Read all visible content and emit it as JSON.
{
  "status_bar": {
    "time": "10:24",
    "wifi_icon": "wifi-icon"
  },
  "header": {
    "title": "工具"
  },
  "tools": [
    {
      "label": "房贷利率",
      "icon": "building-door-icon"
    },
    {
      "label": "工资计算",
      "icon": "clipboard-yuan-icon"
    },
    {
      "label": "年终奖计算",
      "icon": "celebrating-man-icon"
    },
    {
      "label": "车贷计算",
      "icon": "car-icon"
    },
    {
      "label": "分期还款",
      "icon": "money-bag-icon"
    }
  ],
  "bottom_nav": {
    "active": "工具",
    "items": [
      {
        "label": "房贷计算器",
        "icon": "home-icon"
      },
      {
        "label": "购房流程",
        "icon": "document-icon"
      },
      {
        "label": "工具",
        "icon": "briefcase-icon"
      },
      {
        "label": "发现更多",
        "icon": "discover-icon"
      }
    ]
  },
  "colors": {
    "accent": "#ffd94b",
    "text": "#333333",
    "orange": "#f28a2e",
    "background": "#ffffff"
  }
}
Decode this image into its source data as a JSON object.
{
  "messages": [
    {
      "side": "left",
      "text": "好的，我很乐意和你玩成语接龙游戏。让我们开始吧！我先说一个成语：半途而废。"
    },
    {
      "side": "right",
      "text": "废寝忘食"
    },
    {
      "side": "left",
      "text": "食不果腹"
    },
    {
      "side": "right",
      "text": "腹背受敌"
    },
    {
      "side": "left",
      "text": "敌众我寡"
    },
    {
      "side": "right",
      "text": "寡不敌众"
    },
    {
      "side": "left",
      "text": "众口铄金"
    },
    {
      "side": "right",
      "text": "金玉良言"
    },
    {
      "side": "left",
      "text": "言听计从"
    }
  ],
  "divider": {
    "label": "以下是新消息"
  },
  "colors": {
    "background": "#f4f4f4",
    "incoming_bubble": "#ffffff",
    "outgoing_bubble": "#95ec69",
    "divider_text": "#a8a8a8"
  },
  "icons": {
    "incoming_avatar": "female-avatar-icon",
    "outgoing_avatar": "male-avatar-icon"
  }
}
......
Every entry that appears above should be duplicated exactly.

**REPLY TO THE TASK:**
Read all visible content and emit it as JSON.
{
  "status_bar": {
    "time": "10:24",
    "wifi_icon": "wifi-icon"
  },
  "header": {
    "title": "工具"
  },
  "tools": [
    {
      "label": "房贷利率",
      "icon": "building-door-icon"
    },
    {
      "label": "工资计算",
      "icon": "clipboard-yuan-icon"
    },
    {
      "label": "年终奖计算",
      "icon": "celebrating-man-icon"
    },
    {
      "label": "车贷计算",
      "icon": "car-icon"
    },
    {
      "label": "分期还款",
      "icon": "money-bag-icon"
    }
  ],
  "bottom_nav": {
    "active": "工具",
    "items": [
      {
        "label": "房贷计算器",
        "icon": "home-icon"
      },
      {
        "label": "购房流程",
        "icon": "document-icon"
      },
      {
        "label": "工具",
        "icon": "briefcase-icon"
      },
      {
        "label": "发现更多",
        "icon": "discover-icon"
      }
    ]
  },
  "colors": {
    "accent": "#ffd94b",
    "text": "#333333",
    "orange": "#f28a2e",
    "background": "#ffffff"
  }
}
Decode this image into its source data as a JSON object.
{
  "messages": [
    {
      "side": "left",
      "text": "好的，我很乐意和你玩成语接龙游戏。让我们开始吧！我先说一个成语：半途而废。"
    },
    {
      "side": "right",
      "text": "废寝忘食"
    },
    {
      "side": "left",
      "text": "食不果腹"
    },
    {
      "side": "right",
      "text": "腹背受敌"
    },
    {
      "side": "left",
      "text": "敌众我寡"
    },
    {
      "side": "right",
      "text": "寡不敌众"
    },
    {
      "side": "left",
      "text": "众口铄金"
    },
    {
      "side": "right",
      "text": "金玉良言"
    },
    {
      "side": "left",
      "text": "言听计从"
    }
  ],
  "divider": {
    "label": "以下是新消息"
  },
  "colors": {
    "background": "#f4f4f4",
    "incoming_bubble": "#ffffff",
    "outgoing_bubble": "#95ec69",
    "divider_text": "#a8a8a8"
  },
  "icons": {
    "incoming_avatar": "female-avatar-icon",
    "outgoing_avatar": "male-avatar-icon"
  }
}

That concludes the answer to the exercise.